Assignment: Your result will be the set of lines with "export", copied from the material below.

+===+

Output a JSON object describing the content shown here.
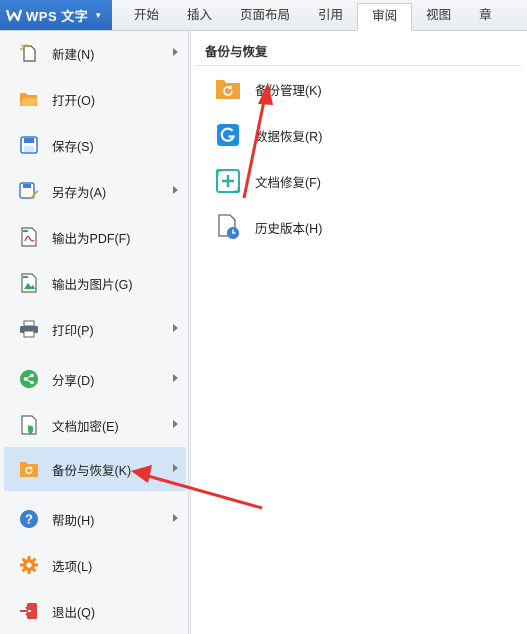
{
  "app": {
    "title": "WPS 文字"
  },
  "tabs": [
    {
      "label": "开始",
      "active": false
    },
    {
      "label": "插入",
      "active": false
    },
    {
      "label": "页面布局",
      "active": false
    },
    {
      "label": "引用",
      "active": false
    },
    {
      "label": "审阅",
      "active": true
    },
    {
      "label": "视图",
      "active": false
    },
    {
      "label": "章",
      "active": false
    }
  ],
  "menu": {
    "items": [
      {
        "label": "新建(N)",
        "icon": "new-doc-icon",
        "submenu": true
      },
      {
        "label": "打开(O)",
        "icon": "open-folder-icon",
        "submenu": false
      },
      {
        "label": "保存(S)",
        "icon": "save-icon",
        "submenu": false
      },
      {
        "label": "另存为(A)",
        "icon": "save-as-icon",
        "submenu": true
      },
      {
        "label": "输出为PDF(F)",
        "icon": "export-pdf-icon",
        "submenu": false
      },
      {
        "label": "输出为图片(G)",
        "icon": "export-image-icon",
        "submenu": false
      },
      {
        "label": "打印(P)",
        "icon": "print-icon",
        "submenu": true
      },
      {
        "label": "分享(D)",
        "icon": "share-icon",
        "submenu": true
      },
      {
        "label": "文档加密(E)",
        "icon": "encrypt-icon",
        "submenu": true
      },
      {
        "label": "备份与恢复(K)",
        "icon": "backup-icon",
        "submenu": true,
        "selected": true
      },
      {
        "label": "帮助(H)",
        "icon": "help-icon",
        "submenu": true
      },
      {
        "label": "选项(L)",
        "icon": "gear-icon",
        "submenu": false
      },
      {
        "label": "退出(Q)",
        "icon": "exit-icon",
        "submenu": false
      }
    ]
  },
  "submenu": {
    "title": "备份与恢复",
    "items": [
      {
        "label": "备份管理(K)",
        "icon": "backup-manage-icon"
      },
      {
        "label": "数据恢复(R)",
        "icon": "data-recovery-icon"
      },
      {
        "label": "文档修复(F)",
        "icon": "doc-repair-icon"
      },
      {
        "label": "历史版本(H)",
        "icon": "history-icon"
      }
    ]
  },
  "colors": {
    "accent": "#2a6bc2",
    "selected_bg": "#d3e4f7",
    "annotation_arrow": "#e8322e"
  }
}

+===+

Result below:
        "icon": "export-pdf-icon",
        "icon": "export-image-icon",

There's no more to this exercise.